-- ASSIGNMENT --
Copy the following listing word for word.

-- DATA SHOWN --
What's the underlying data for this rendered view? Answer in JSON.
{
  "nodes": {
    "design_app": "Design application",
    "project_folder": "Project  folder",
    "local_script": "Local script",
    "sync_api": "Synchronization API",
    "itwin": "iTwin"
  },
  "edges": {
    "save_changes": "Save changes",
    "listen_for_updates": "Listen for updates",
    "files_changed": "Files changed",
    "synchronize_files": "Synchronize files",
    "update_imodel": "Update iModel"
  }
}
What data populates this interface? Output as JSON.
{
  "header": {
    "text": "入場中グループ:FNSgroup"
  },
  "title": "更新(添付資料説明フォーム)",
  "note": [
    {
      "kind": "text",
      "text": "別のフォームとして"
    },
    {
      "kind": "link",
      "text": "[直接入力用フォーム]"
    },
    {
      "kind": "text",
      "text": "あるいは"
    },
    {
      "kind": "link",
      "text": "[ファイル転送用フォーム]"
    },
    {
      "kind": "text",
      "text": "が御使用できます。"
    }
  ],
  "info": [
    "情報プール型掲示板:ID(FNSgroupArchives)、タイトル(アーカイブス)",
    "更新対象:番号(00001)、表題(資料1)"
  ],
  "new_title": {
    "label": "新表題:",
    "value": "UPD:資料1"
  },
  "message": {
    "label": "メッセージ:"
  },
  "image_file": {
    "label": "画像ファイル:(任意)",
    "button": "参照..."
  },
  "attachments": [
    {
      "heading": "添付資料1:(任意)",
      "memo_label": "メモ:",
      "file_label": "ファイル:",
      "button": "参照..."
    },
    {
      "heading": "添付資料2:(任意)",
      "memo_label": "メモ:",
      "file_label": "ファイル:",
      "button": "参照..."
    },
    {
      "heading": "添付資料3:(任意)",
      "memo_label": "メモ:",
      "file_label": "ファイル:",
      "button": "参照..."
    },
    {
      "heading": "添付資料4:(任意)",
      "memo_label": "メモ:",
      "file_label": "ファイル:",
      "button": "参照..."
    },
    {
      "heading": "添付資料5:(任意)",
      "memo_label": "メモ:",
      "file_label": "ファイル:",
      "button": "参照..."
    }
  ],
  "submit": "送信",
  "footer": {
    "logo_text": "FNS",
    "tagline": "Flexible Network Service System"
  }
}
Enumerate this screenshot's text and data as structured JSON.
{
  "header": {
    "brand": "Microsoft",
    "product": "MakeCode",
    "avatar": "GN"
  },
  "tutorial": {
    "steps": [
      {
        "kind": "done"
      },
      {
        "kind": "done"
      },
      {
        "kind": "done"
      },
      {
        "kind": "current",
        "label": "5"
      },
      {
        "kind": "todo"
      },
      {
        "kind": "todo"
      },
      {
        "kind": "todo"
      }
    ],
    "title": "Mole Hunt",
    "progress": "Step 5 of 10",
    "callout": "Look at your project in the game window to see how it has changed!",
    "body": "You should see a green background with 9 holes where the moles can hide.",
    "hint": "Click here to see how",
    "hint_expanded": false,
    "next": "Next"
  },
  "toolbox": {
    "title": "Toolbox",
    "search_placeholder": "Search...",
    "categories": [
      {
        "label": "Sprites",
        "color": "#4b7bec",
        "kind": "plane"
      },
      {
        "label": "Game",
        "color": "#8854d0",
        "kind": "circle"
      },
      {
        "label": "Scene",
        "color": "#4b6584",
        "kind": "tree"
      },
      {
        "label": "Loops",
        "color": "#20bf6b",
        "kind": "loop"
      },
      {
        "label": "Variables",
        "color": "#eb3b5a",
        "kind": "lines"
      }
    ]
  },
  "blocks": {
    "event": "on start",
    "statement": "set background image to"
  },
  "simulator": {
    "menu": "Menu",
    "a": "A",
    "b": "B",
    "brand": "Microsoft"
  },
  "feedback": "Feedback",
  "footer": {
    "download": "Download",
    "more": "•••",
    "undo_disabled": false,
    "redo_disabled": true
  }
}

-- RESULT OF THIS EXERCISE --
What's the underlying data for this rendered view? Answer in JSON.
{
  "nodes": {
    "design_app": "Design application",
    "project_folder": "Project  folder",
    "local_script": "Local script",
    "sync_api": "Synchronization API",
    "itwin": "iTwin"
  },
  "edges": {
    "save_changes": "Save changes",
    "listen_for_updates": "Listen for updates",
    "files_changed": "Files changed",
    "synchronize_files": "Synchronize files",
    "update_imodel": "Update iModel"
  }
}
What data populates this interface? Output as JSON.
{
  "header": {
    "text": "入場中グループ:FNSgroup"
  },
  "title": "更新(添付資料説明フォーム)",
  "note": [
    {
      "kind": "text",
      "text": "別のフォームとして"
    },
    {
      "kind": "link",
      "text": "[直接入力用フォーム]"
    },
    {
      "kind": "text",
      "text": "あるいは"
    },
    {
      "kind": "link",
      "text": "[ファイル転送用フォーム]"
    },
    {
      "kind": "text",
      "text": "が御使用できます。"
    }
  ],
  "info": [
    "情報プール型掲示板:ID(FNSgroupArchives)、タイトル(アーカイブス)",
    "更新対象:番号(00001)、表題(資料1)"
  ],
  "new_title": {
    "label": "新表題:",
    "value": "UPD:資料1"
  },
  "message": {
    "label": "メッセージ:"
  },
  "image_file": {
    "label": "画像ファイル:(任意)",
    "button": "参照..."
  },
  "attachments": [
    {
      "heading": "添付資料1:(任意)",
      "memo_label": "メモ:",
      "file_label": "ファイル:",
      "button": "参照..."
    },
    {
      "heading": "添付資料2:(任意)",
      "memo_label": "メモ:",
      "file_label": "ファイル:",
      "button": "参照..."
    },
    {
      "heading": "添付資料3:(任意)",
      "memo_label": "メモ:",
      "file_label": "ファイル:",
      "button": "参照..."
    },
    {
      "heading": "添付資料4:(任意)",
      "memo_label": "メモ:",
      "file_label": "ファイル:",
      "button": "参照..."
    },
    {
      "heading": "添付資料5:(任意)",
      "memo_label": "メモ:",
      "file_label": "ファイル:",
      "button": "参照..."
    }
  ],
  "submit": "送信",
  "footer": {
    "logo_text": "FNS",
    "tagline": "Flexible Network Service System"
  }
}
Enumerate this screenshot's text and data as structured JSON.
{
  "header": {
    "brand": "Microsoft",
    "product": "MakeCode",
    "avatar": "GN"
  },
  "tutorial": {
    "steps": [
      {
        "kind": "done"
      },
      {
        "kind": "done"
      },
      {
        "kind": "done"
      },
      {
        "kind": "current",
        "label": "5"
      },
      {
        "kind": "todo"
      },
      {
        "kind": "todo"
      },
      {
        "kind": "todo"
      }
    ],
    "title": "Mole Hunt",
    "progress": "Step 5 of 10",
    "callout": "Look at your project in the game window to see how it has changed!",
    "body": "You should see a green background with 9 holes where the moles can hide.",
    "hint": "Click here to see how",
    "hint_expanded": false,
    "next": "Next"
  },
  "toolbox": {
    "title": "Toolbox",
    "search_placeholder": "Search...",
    "categories": [
      {
        "label": "Sprites",
        "color": "#4b7bec",
        "kind": "plane"
      },
      {
        "label": "Game",
        "color": "#8854d0",
        "kind": "circle"
      },
      {
        "label": "Scene",
        "color": "#4b6584",
        "kind": "tree"
      },
      {
        "label": "Loops",
        "color": "#20bf6b",
        "kind": "loop"
      },
      {
        "label": "Variables",
        "color": "#eb3b5a",
        "kind": "lines"
      }
    ]
  },
  "blocks": {
    "event": "on start",
    "statement": "set background image to"
  },
  "simulator": {
    "menu": "Menu",
    "a": "A",
    "b": "B",
    "brand": "Microsoft"
  },
  "feedback": "Feedback",
  "footer": {
    "download": "Download",
    "more": "•••",
    "undo_disabled": false,
    "redo_disabled": true
  }
}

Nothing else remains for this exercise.